Because a single conversation can be interpreted in very different ways, some researchers are looking for a tech-enabled solution to interpret the tone of our words and body language.
These researchers stem from MIT's Computer Science and Artificial Intelligence Laboratory (CSAIL) and Institute of Medical Engineering and Science (IMES) who say they've gotten closer to a potential solution: an artificially intelligent, wearable system that can predict if a conversation is happy, sad, or neutral based on a person's speech patterns and vitals.
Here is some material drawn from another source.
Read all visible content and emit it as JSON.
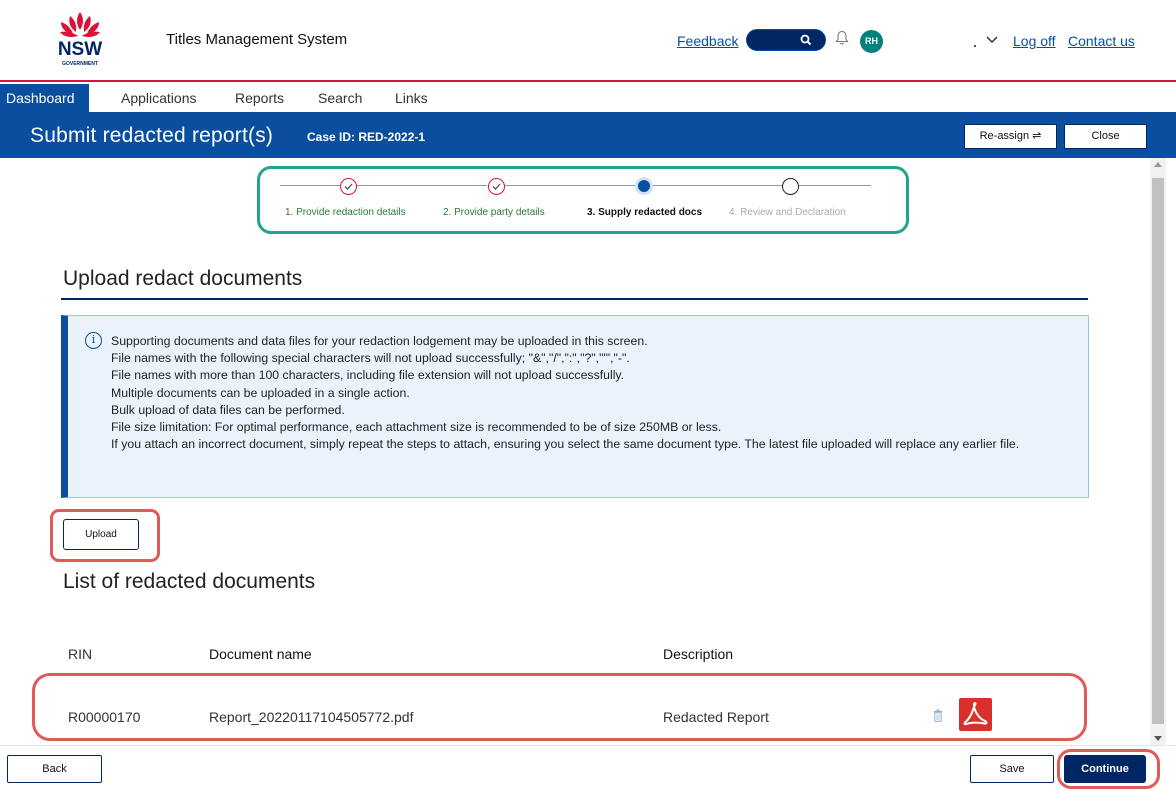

This sort of technology could be especially useful for people with anxiety or conditions such as Asperger's.
"Imagine if, at the end of a conversation, you could rewind it and see the moments when the people around you felt the most anxious," Tuka Alhanai, a graduate student who co-authored a related paper with PhD candidate Mohammad Ghassemi that they will present at next week's Association for the Advancement of Artificial Intelligence (AAAI) conference in San Francisco, said in a statement. "Our work is a step in this direction, suggesting that we may not be that far away from a world where people can have an AI social coach right in their pocket."
As a participant tells a story, the system can analyze audio, text transcriptions, and physiological signals to determine the overall tone of the story with 83 percent accuracy. Using deep-learning techniques, the system can also provide a "sentiment score" for specific five-second intervals within a conversation.
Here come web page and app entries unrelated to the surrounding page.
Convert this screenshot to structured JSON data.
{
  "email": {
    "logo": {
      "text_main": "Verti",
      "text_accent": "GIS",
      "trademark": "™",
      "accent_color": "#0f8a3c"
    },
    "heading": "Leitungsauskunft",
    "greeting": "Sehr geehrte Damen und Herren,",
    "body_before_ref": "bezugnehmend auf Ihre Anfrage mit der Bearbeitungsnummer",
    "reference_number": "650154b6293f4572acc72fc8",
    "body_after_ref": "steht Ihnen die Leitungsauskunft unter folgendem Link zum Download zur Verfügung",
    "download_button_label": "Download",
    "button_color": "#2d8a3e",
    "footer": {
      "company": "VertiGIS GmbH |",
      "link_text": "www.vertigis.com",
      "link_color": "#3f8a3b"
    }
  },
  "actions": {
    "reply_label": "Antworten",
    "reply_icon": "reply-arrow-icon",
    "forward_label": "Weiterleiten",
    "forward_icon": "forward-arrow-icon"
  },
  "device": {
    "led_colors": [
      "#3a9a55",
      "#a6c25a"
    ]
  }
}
"As far as we know, this is the first experiment that collects both physical data and speech data in a passive but robust way, even while subjects are having natural, unstructured interactions," Ghassemi added. "Our results show that it's possible to classify the emotional tone of conversations in real-time."
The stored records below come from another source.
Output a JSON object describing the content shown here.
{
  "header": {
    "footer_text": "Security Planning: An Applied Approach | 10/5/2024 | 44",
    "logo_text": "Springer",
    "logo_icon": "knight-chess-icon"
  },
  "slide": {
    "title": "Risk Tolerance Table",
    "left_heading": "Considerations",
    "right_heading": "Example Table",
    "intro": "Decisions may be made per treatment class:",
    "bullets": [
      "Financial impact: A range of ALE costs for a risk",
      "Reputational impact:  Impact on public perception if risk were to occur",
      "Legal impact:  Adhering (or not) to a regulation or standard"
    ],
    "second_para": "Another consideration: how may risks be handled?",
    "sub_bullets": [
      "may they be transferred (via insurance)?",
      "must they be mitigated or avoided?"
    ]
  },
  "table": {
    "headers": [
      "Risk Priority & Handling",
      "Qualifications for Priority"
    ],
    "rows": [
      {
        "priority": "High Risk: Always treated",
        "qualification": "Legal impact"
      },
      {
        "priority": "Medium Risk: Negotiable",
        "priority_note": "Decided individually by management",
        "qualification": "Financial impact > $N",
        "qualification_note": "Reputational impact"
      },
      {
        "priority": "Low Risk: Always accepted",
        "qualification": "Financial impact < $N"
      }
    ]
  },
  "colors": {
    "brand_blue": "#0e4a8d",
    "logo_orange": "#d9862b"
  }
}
The researchers say that the system's performance would be further improved by having multiple people in a conversation use it on their smartwatches, creating more data to be analyzed by their algorithms. This, however, doesn't mean the software will record every word users say — the algorithm runs locally on a user's device as a way of protecting personal information.
The prototype device is based on a Samsung Simband which is able to capture high-resolution physiological waveforms to measure features such as movement, heart rate, blood pressure, blood flow, and skin temperature. The system also captured audio data and text transcripts to analyze the speaker's tone, pitch, energy, and vocabulary.
And the initial results are promising, with the algorithm's findings aligning well with what we humans might expect to observe. For instance, long pauses and monotonous vocal tones were associated with sadder stories, while more energetic, varied speech patterns were associated with happier ones. In terms of body language, sadder stories were also strongly associated with increased fidgeting and cardiovascular activity, as well as certain postures like putting one's hands on one's face.
Overall, the model was able to classify the mood of each five-second interval with an accuracy that was approximately 18 percent above chance, and a full 7.5 percent better than existing approaches.
There's still work ahead before the algorithm is reliable enough to be deployed for social coaching. For future work the team plans to collect data on a much larger scale, potentially using commercial devices such as the Apple Watch that would allow them to more easily implement the system out in the world.
"Our next step is to improve the algorithm's emotional granularity so that it is more accurate at calling out boring, tense, and excited moments, rather than just labeling interactions as ‘positive' or ‘negative,'" Alhanai added. "Developing technology that can take the pulse of human emotions has the potential to dramatically improve how we communicate with each other."
This research was made possible in part by the Samsung Strategy and Innovation Center.